1 Reply Latest reply on Nov 3, 2021 12:51 PM by Josette Schluter

    Seeking naturalization records for Emidio Giaimo and Matteo Macaluso

    Elizabeth Reenstra Newbie

      I am looking for naturalization records as well as date of confirmation it was completed for my great grandfather - Emidio Giaimo (Emidio Francesco “Mimi” Giaimo) who resided in Passaic, NJ. He would have been naturalized around 1925 (I think). I’ve seen previous declarations (seems he submitted a few times over the years and they expired) but no confirmation yet found despite a 1930 census saying he naturalized and an immigration document from travel back to the US from Italy stating NA August 1925. He originated from Petralia Sottona, Palermo and would have arrived 1899 or 1900.


      I’m also looking for his father in-laws records - his name is Matteo Calogero Macaluso also from Petralia Sottona. He arrived around the same time 1889 or 1900 and in some census documents it says NA for 1904. His name also changed to Matthew Macaluso in some census data. His wife was Caterina Orlando or Catherine Macaluso.

        • Re: Seeking naturalization records for Emidio Giaimo and Matteo Macaluso
          Josette Schluter Tracker

          Dear Ms. Reenstra,


          Thank you for posting your request on History Hub!


          If your father-in-law was naturalized prior to September 27, 1906, any "court of record" (municipal, county, state, or Federal) could grant United States citizenship. Often petitioners went to the court most geographically convenient for them. As a general rule, the National Archives does not have naturalization records created in state or local courts. However, a few indexes and records have been donated to the National Archives from counties, states, and local courts. Researchers should contact the National Archives facility serving the state in which the petitioner resided to determine if records from lower courts are available. In certain cases county court naturalization records maintained by the National Archives are available as microfilm publications.  Records from state and local courts are often at state archives or county historical societies.


          Beginning on September 27, 1906, the responsibility for naturalization proceedings was transferred to the Federal courts. If a naturalization took place in a Federal court, naturalization indexes, declarations of intention (with any accompanying certificates of arrival), and petitions for naturalization will usually be in the National Archives facility serving the state in which the Federal court is located. Records for Passaic, New Jersey  would be in the custody of the National  Archives at New York. For more information about these records, please contact the National Archives at New York (RE-NY) at newyork.archives@nara.gov.  No central index exists. To ensure a successful request with the National Archives, researchers should include: the name of petitioner (including known variants); date of birth; approximate date of entry to the US; approximate date of naturalization; where the individual was residing at the time of naturalization (city/county/state); and country of origin.


          Due to the COVID-19 pandemic and pursuant to guidance received from the Office of Management and Budget (OMB), NARA has adjusted its normal operations to balance the need of completing its mission-critical work while also adhering to the recommended social distancing for the safety of NARA staff.
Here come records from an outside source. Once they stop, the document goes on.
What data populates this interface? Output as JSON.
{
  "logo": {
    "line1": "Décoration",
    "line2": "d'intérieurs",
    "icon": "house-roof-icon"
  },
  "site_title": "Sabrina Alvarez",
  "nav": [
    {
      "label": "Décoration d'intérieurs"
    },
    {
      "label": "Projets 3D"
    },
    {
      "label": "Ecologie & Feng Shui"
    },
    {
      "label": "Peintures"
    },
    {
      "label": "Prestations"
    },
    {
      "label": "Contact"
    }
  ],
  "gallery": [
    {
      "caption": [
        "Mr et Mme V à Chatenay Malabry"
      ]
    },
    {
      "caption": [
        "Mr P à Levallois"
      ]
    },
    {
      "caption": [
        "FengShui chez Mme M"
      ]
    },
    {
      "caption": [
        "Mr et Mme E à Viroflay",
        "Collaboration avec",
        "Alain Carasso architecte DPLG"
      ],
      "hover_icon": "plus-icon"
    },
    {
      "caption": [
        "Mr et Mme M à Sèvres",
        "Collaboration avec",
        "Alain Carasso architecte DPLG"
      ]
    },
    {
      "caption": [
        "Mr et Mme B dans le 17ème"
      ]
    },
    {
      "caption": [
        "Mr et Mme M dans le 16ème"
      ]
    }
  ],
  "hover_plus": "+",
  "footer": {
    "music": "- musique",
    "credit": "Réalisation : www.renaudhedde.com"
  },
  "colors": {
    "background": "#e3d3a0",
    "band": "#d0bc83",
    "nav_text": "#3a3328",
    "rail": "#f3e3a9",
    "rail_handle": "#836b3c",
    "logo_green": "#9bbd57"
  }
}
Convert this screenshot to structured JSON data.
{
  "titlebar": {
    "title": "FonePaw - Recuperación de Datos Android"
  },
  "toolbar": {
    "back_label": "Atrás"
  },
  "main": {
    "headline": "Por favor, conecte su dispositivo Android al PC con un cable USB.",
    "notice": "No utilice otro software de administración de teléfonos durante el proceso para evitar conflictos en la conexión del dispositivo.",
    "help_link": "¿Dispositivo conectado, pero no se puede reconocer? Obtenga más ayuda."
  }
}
As a result of this re-prioritization of activities, you may experience a delay in receiving an initial acknowledgement as well as a substantive response to your reference request from RE-NY. We apologize for this inconvenience and appreciate your understanding and patience.


          While the Federal Courts were given responsibility for naturalization proceedings, it took time for the lower courts to let go of the practice, so you may need to look at lower courts if the National Archives does not maintain a record of naturalization from the early-mid 20th century. We suggest that you contact the New Jersey State Archives in Trenton, New Jersey.


          The records you seek may be available in digital form and may be viewed online via Ancestry. There may be a fee for using this service. Instead, please check for access at your local library as many library systems subscribe to these sites, making them free for their patrons.


          All INS records are now overseen by the US Citizenship and Immigration Services (USCIS). USCIS maintains duplicate copies of court records (including the certificate of citizenship) created from September 27, 1906 through March 31, 1956 within Certificate Files (C-Files). Beginning on April 1, 1956, INS began filing all naturalization records in a subject’s Alien File (A-File). C-Files and certain A-Files may be requested through the USCIS Genealogy Program.


          We hope this is helpful. Best of luck with your family research!